(Data for the task)
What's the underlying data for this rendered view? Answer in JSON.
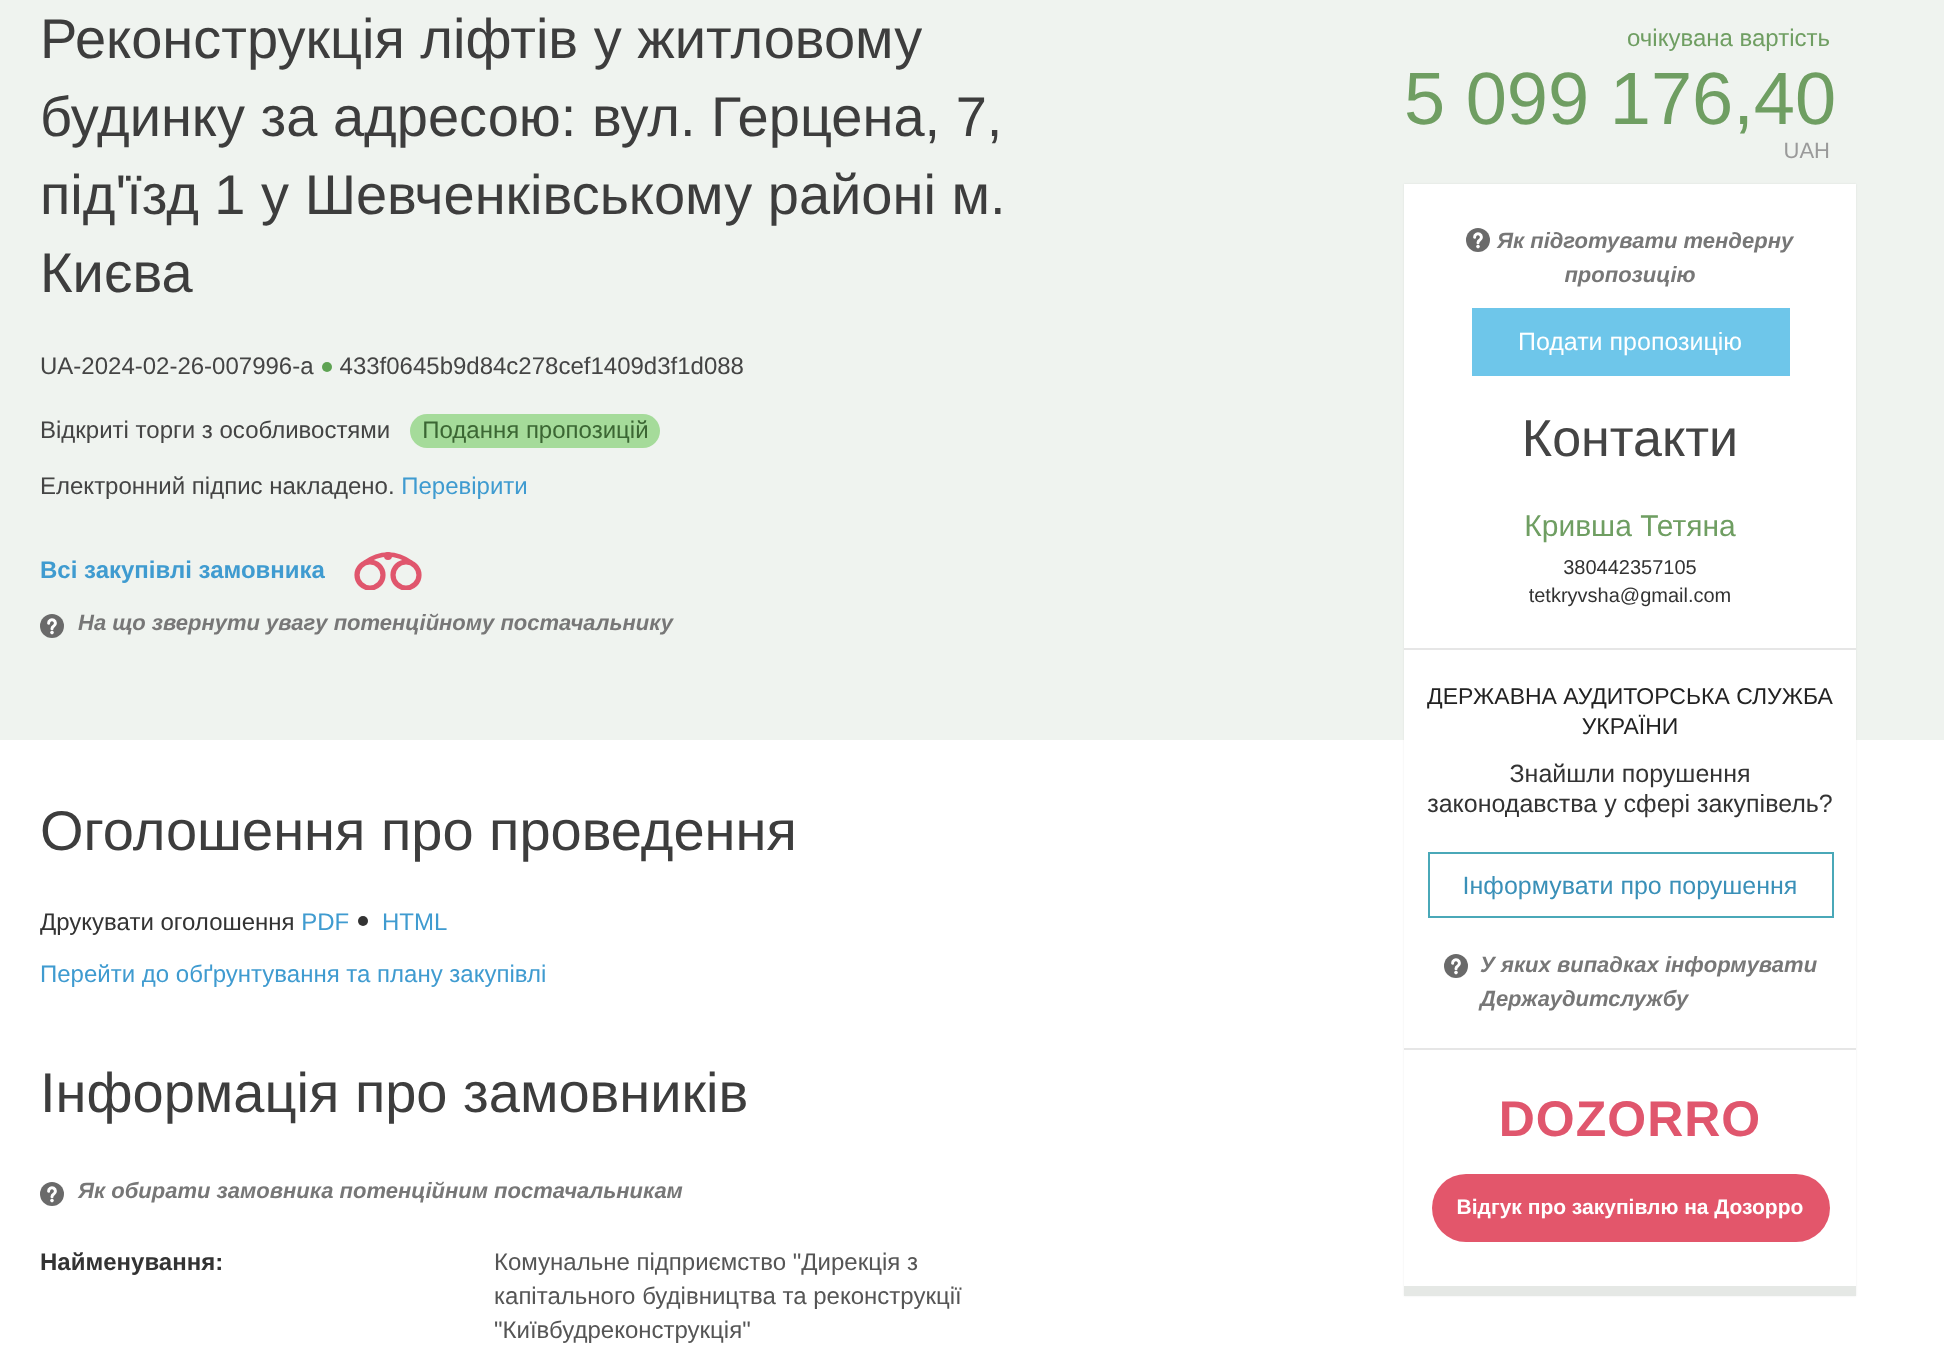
{
  "tender": {
    "title": "Реконструкція ліфтів у житловому будинку за адресою: вул. Герцена, 7, під'їзд 1 у Шевченківському районі м. Києва",
    "id": "UA-2024-02-26-007996-a",
    "hash": "433f0645b9d84c278cef1409d3f1d088",
    "procedure": "Відкриті торги з особливостями",
    "status_badge": "Подання пропозицій",
    "signature_text": "Електронний підпис накладено.",
    "signature_link": "Перевірити",
    "buyer_link": "Всі закупівлі замовника",
    "help_link": "На що звернути увагу потенційному постачальнику"
  },
  "value": {
    "label": "очікувана вартість",
    "amount": "5 099 176,40",
    "currency": "UAH"
  },
  "sidebar": {
    "help_link": "Як підготувати тендерну пропозицію",
    "submit_button": "Подати пропозицію",
    "contacts": {
      "title": "Контакти",
      "name": "Кривша Тетяна",
      "phone": "380442357105",
      "email": "tetkryvsha@gmail.com"
    },
    "audit": {
      "title": "ДЕРЖАВНА АУДИТОРСЬКА СЛУЖБА УКРАЇНИ",
      "question": "Знайшли порушення законодавства у сфері закупівель?",
      "report_button": "Інформувати про порушення",
      "help_link": "У яких випадках інформувати Держаудитслужбу"
    },
    "dozorro": {
      "logo": "DOZORRO",
      "feedback_button": "Відгук про закупівлю на Дозорро"
    }
  },
  "announcement": {
    "title": "Оголошення про проведення",
    "print_label": "Друкувати оголошення",
    "print_links": [
      "PDF",
      "HTML"
    ],
    "plan_link": "Перейти до обґрунтування та плану закупівлі"
  },
  "buyers": {
    "title": "Інформація про замовників",
    "help_link": "Як обирати замовника потенційним постачальникам",
    "fields": [
      {
        "label": "Найменування:",
        "value": "Комунальне підприємство \"Дирекція з капітального будівництва та реконструкції \"Київбудреконструкція\""
      }
    ]
  }
}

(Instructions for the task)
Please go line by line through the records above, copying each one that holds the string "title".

(Completed exercise)
    "title": "Реконструкція ліфтів у житловому будинку за адресою: вул. Герцена, 7, під'їзд 1 у Шевченківському районі м. Києва",
      "title": "Контакти",
      "title": "ДЕРЖАВНА АУДИТОРСЬКА СЛУЖБА УКРАЇНИ",
    "title": "Оголошення про проведення",
    "title": "Інформація про замовників",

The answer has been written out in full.